COPD Coping with COPD

It’s a Family Affair

Man and granddaughter playing video gameA diagnosis of chronic obstructive pulmonary disease can seem like devastating news. A life with COPD is different from a life without COPD, and coping with these changes is a significant challenge to overcome. The good news is that people with COPD can continue to live active, full lives. 

COPD and Your Family
While you may be the one with COPD, everyone who loves you is also affected by the illness. Your loved ones hate to see you uncomfortable and unable to do the things they know you enjoy. In addition, stress levels can rise as roles change and your family re-evaluates its goals and plans. When challenges arise, having an understanding of the best methods for coping with them can help you and your family deal with the stresses of COPD.

There’s Nothing Wrong with Needing Help

With COPD, you may feel less able to do many of the tasks that you have always done for yourself. You may feel that you’re not “pulling your weight.” The amount of support you need from time to time may differ, but it’s important to recognize that you do need help. Finding and accepting that help is an essential part of caring for yourself. Take some time to think about the following questions:
• Is there someone who has been trying to help that you’ve turned down?
• Have you thanked those who have helped or are helping you? Can you think of a new way to say thanks?
• What makes it hard for you to ask for or accept help from others?
• Can you think of some other sources of support you haven’t utilized? How about support groups? Extended family? Religious community?

You may be the one with COPD, but everyone who loves you and is involved in your life is also affected by your disease. They care about you and want to help make your life easier. By allowing the people around you to help, you will feel better because you have more choices, and they will feel better because you’re doing better.

Challenges and Coping Methods  The challenges of COPD typically begin long before the diagnosis. However, when you find out for sure that you have COPD, you will likely experience difficult emotions, such as sadness, fear, anger, guilt, and worry. Share these feelings with your loved ones. Discuss how the diagnosis may change your lives, and then plan how to pursue treatment as a team.
Acute Challenges  One type of challenge you may face is an acute challenge. This is when something happens suddenly that makes your situation worse.

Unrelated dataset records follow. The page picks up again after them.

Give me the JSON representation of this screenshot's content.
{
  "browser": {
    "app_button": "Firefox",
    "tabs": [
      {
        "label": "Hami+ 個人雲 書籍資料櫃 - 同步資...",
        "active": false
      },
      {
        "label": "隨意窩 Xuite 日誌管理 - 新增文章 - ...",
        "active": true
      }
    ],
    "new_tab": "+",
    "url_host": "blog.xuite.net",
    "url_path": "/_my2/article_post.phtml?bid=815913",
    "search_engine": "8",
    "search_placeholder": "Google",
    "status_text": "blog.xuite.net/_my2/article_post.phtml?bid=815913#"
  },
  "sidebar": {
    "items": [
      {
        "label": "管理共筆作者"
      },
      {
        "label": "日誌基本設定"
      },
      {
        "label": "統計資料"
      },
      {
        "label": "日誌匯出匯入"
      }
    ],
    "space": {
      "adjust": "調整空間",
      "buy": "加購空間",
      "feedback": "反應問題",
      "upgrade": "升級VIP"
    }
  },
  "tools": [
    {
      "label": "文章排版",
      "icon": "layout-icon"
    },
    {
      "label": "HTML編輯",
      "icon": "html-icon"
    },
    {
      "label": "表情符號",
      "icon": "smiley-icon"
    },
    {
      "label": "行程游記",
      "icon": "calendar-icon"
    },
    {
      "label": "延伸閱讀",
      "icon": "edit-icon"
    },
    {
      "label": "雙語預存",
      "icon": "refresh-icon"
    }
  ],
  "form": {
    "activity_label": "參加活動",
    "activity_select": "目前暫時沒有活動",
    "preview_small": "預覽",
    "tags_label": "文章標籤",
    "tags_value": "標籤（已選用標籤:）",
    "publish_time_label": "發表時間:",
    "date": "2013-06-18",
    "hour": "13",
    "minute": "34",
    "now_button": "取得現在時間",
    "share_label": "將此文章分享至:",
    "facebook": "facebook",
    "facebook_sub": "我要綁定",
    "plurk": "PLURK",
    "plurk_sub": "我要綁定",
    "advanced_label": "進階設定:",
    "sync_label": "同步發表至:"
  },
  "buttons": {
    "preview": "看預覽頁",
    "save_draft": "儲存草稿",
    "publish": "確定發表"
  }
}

Examples of acute challenges include disease exacerbations, such as lung infections, or trips to the emergency room due to some source of unusual excitement or anxiety. In these situations, you and your family members should rally together to support each other. Usually, a short burst of extra effort by you and by your support network can resolve an acute challenge. 
Chronic Challenges  The second type of challenge is a chronic challenge, a long-standing, slowly progressive problem that is not likely to go away. Familial role changes are a chronic challenge that can lead to frustration and guilt. You may find it difficult to accept role changes, for instance, if you’re not able to shop or cook for your family like you used to; do as many household chores, like cleaning, yard work, or shoveling snow; or entertain over the holidays in as elaborate a fashion as in previous years. Having to carry supplemental oxygen and managing medications can also be chronic challenges.

For chronic challenges, the better coping response may be to understand what the situation has meant for you and your family. Once you determine the impact of the situation, try to find a way to recover the value of what was lost rather than the ability to do that exact same activity. Be proactive and creative. For example, if you can’t ski together as a family anymore, maybe you can enjoy family walks. If not walks, perhaps scheduled dinners or game nights will make up for the lost family bonding time. 

Managing Your COPD Together Long Term  Over time, managing your COPD will require both types of response – sometimes for the same situation. For instance, if you become acutely ill at a family event, it may require an acute response, maybe even a trip to the emergency room. Not only will the family be concerned about your well-being, but also you will all be dealing with the disappointment of having to cut short your time together. Once the immediate crisis has passed, you and your family will need to come up with a chronic response to the crisis. Work together to decide what long-term changes can be made in order to avoid similar crises in the future.

Source: National Jewish Health,

This article was originally published in Coping® with Allergies & Asthma magazine, WINTER November 2014-February 2015.